Before you get your dog home what is the important thing you should do?
You must get your house ready for him by getting essential dog supplies like bowls, a collar, crate, toys, leash, and dog food.
Once you get all this thing that your dog requires then your house is completely made for him. When he is with you can also try to walk on your knees and hand by crawling so that you can watch what your newly adopted dog will be seeing.
It is highly important to make your place safe and secure for your new dog is similar to get a new baby home. Keep yard secured that will decrease his chance to escape your place. You can also put a long line leash when he is in your home to prevent him from bloating out the door.
Disclaimer: Never leave your shelter dog alone for a long time in a room!
8. Give him dog training
You cannot expect your newly adopted dog to be trained. So to welcome him to your house without any worrying you must first train him with some basic commands. Give him obedience training as well.
Train your rescue dog with basic dog training and obedience training to keep your dog secure and safe within your boundaries. The basic commands help your pooch to behave nicely at home and also help him to become a good citizen outside the house.
Train your rescue dog with commands like Stay, Sit, Come, Down, Heel, Off, and No.
If you find difficulties while giving him house training you can also approach professional dog trainers to help.
9. Handful of patience
We understand that it might be tricky and hard to train your rescue dog therefore patience is a must. You have to understand that they might be mistreated in the past, he may act aggressively around food you give or might become overprotective over possessions.
You have to handle this situation with care, love, and a lot of patience because they need time to adjust themselves in the new environment and with new people around them who are strangers to him.
Losing your temper by punishing or yelling at him can make the situation very complicated. It may build an anxiety issue which can cause other issues.
Provide positive reinforcement it will help you and your dog to have peaceful relation!
Patience is the best solution! Because of course even we can’t adjust to new surroundings within a night!
How long does it take for a shelter dog to adjust to a new home?
Two weeks to two months
The dog is easily influenced in a new environment. You have to invest your time during this duration to teach him to socialize, teach, and get acquainted with your other pets.
This process of adjustment can take at least an average of two weeks to two months.
Is it difficult to train rescue dogs?
The answer to this is not certain!
It is not necessary. Training an 8-12 week adopted old puppy and newly adopted rescue dog will have the same level of challenges or ease.

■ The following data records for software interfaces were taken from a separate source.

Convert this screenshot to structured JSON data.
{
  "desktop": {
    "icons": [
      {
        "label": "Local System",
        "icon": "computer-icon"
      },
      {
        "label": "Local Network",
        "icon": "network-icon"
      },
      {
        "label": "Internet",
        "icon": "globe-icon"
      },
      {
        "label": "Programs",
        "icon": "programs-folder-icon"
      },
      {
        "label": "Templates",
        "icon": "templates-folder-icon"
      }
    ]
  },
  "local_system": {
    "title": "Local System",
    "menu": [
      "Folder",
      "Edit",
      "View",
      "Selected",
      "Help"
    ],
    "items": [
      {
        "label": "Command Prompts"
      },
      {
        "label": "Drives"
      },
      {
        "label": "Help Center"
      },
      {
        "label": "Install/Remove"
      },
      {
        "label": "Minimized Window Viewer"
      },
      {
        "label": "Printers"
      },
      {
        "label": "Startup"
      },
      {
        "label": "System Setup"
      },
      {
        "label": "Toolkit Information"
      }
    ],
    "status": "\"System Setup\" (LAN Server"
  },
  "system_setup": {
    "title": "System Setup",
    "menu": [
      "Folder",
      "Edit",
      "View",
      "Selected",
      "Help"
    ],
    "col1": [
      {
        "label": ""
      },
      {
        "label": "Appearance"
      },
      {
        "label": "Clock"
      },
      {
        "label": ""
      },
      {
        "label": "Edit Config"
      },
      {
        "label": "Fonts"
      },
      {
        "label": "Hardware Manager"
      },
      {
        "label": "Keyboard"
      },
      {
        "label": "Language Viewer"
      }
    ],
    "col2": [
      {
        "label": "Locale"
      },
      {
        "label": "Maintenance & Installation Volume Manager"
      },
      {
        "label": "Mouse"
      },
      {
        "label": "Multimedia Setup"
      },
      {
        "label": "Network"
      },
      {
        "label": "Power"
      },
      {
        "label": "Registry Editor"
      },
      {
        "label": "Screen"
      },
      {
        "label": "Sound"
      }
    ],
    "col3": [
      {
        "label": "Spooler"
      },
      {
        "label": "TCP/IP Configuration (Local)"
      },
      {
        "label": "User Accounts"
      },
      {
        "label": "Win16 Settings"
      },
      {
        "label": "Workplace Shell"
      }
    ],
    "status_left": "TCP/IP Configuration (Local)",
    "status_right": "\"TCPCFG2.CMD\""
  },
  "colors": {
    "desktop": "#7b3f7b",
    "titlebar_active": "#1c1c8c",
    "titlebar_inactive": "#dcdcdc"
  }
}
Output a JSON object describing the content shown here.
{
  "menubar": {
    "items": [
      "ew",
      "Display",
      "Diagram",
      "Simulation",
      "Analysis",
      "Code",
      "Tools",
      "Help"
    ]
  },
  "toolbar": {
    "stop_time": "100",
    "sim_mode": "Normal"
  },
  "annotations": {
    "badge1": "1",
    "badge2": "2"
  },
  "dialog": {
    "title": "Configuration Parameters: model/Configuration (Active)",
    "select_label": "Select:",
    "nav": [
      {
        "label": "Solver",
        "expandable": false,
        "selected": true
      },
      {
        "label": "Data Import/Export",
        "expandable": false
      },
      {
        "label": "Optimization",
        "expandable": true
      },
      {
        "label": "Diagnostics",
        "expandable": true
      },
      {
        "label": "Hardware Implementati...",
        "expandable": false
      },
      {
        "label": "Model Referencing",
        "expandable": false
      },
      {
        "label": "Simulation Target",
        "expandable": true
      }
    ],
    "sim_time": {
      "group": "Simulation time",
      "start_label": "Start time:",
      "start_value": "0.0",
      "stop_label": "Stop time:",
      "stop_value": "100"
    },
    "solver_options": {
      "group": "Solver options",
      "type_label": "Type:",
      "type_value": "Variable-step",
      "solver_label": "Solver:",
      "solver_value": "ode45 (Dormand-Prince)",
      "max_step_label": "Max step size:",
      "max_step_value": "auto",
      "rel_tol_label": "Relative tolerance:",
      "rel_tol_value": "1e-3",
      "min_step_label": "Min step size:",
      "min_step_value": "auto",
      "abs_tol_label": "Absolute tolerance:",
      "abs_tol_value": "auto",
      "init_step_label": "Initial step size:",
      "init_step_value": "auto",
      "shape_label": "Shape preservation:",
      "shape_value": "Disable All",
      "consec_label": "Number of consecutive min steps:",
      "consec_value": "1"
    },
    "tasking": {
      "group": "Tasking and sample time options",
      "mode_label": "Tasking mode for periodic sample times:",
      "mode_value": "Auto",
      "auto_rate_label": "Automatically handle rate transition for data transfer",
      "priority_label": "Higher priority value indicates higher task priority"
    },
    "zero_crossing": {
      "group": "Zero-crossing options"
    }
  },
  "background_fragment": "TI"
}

How can we know that the rescue dog is happy?
The simple answer to this goes to their tail!
The clear sign of the dog loves you is represented by a wagging tail. If they always wag their tail means you have got a happy dog to your home.

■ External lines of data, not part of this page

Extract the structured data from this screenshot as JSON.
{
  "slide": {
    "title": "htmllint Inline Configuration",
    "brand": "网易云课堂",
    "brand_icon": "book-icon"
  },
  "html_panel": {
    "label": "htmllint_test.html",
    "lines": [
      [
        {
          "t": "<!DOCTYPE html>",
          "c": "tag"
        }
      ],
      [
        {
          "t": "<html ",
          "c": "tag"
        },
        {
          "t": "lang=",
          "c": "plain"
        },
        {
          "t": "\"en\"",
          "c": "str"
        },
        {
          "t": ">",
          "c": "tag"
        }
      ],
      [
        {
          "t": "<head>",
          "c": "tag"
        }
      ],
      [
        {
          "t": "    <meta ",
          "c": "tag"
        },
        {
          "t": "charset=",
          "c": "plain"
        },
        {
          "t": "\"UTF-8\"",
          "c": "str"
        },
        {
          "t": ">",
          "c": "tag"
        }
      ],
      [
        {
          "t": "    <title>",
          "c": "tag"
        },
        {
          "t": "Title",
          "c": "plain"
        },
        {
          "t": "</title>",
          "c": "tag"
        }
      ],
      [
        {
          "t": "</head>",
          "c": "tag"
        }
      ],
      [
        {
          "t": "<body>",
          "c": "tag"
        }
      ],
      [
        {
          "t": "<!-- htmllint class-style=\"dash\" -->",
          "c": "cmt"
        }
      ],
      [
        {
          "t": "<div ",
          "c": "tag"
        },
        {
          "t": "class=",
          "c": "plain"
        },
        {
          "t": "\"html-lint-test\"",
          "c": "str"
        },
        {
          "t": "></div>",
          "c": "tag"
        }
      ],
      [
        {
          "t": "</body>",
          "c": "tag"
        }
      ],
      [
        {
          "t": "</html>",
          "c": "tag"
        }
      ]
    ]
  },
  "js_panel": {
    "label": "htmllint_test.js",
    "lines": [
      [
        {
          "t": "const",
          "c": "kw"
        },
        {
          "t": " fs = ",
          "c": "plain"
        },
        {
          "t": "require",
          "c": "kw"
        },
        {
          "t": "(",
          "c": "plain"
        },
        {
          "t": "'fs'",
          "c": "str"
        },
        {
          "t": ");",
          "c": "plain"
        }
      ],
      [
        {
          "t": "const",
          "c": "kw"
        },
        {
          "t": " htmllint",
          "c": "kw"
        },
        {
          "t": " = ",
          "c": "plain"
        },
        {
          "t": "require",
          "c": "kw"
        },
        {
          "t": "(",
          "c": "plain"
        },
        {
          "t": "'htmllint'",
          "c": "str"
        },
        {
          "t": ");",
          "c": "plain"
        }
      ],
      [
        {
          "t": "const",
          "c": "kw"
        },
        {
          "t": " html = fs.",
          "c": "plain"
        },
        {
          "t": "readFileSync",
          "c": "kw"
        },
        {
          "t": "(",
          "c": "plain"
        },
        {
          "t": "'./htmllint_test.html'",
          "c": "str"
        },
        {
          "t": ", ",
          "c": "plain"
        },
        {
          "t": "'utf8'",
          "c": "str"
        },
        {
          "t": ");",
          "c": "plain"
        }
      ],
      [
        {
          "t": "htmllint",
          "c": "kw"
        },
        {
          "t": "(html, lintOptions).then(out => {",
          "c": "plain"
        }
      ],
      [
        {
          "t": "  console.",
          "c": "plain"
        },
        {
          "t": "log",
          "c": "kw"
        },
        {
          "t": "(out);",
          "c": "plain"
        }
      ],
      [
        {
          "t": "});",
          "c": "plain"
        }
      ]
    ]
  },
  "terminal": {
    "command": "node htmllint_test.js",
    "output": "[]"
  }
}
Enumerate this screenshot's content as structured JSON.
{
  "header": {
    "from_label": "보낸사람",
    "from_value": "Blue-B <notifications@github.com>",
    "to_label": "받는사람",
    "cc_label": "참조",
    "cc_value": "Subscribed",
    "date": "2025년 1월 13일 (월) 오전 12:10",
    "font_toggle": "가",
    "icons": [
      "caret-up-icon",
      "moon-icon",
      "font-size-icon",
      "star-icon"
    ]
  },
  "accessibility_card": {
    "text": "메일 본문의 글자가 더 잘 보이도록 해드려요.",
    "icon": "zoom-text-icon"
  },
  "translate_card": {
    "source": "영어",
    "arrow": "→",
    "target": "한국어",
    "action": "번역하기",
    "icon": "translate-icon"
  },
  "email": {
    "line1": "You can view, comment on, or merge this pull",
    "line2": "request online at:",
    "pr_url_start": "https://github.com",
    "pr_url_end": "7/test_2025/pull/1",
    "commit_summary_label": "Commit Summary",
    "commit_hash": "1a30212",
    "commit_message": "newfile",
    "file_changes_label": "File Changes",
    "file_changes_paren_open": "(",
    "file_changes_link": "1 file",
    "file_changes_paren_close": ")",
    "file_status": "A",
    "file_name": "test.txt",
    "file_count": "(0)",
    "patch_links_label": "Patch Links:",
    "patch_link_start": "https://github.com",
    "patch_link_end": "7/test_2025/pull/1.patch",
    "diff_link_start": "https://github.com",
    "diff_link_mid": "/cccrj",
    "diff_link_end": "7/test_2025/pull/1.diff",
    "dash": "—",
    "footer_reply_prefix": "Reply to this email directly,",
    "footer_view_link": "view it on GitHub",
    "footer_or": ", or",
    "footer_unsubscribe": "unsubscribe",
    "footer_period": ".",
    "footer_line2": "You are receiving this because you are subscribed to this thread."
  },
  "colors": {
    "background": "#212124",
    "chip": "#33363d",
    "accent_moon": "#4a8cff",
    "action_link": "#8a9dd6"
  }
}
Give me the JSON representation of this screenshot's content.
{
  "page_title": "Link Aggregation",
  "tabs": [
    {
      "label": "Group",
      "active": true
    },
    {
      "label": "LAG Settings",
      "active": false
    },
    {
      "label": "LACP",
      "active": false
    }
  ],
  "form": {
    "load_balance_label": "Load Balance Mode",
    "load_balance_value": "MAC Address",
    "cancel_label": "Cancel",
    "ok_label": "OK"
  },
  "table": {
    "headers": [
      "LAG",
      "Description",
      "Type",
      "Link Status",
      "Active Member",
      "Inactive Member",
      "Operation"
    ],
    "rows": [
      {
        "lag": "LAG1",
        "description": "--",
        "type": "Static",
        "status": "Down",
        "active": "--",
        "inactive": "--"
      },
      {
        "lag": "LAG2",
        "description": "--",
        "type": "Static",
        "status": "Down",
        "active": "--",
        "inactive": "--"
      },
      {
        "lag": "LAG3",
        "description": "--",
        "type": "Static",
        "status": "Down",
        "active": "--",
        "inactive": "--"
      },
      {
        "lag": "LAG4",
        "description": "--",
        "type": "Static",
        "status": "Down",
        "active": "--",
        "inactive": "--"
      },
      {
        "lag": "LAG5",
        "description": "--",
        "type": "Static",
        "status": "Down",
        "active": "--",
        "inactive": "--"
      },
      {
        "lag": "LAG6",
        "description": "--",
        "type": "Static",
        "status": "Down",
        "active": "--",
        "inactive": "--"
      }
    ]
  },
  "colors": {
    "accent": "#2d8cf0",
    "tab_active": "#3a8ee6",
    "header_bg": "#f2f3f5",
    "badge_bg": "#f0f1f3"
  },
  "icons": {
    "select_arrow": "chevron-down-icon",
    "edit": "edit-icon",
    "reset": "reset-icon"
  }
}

Where should a new rescue dog sleep?
You should take your pup to his new sleeping space with a Kong and your old tee shirt, and a bed for her. If he is not in the crate. You should keep some dog gates in the general sleeping area so that he can’t escape your place.
How can you help a rescue dog with anxiety?
- You can simply make him do some exercises.
- Never leave them alone.
- Try spending games, create a bond.
The Bottom Line
You must understand that a rescue dog needs a bit more care, love, and training than the usual dog because they might have been mistreated by the earlier owner. It is a little difficult but not impossible right!
We have shared nine tips from our experience and expertise on how to train your rescue dog. These tips will help you to train your rescue dog easily. You can read those 9 methods while training. And, if you know more tricks for this do let us know in the comment section below!
Till then enjoy your time with your new rescue baby!
- How to train a shelter dog – Embark
- Adopting from an animal shelter or rescue group – The Humane Society of the United States
- 15 Surprising Benefits of Adopting a Shelter Dog – Reader’s Digest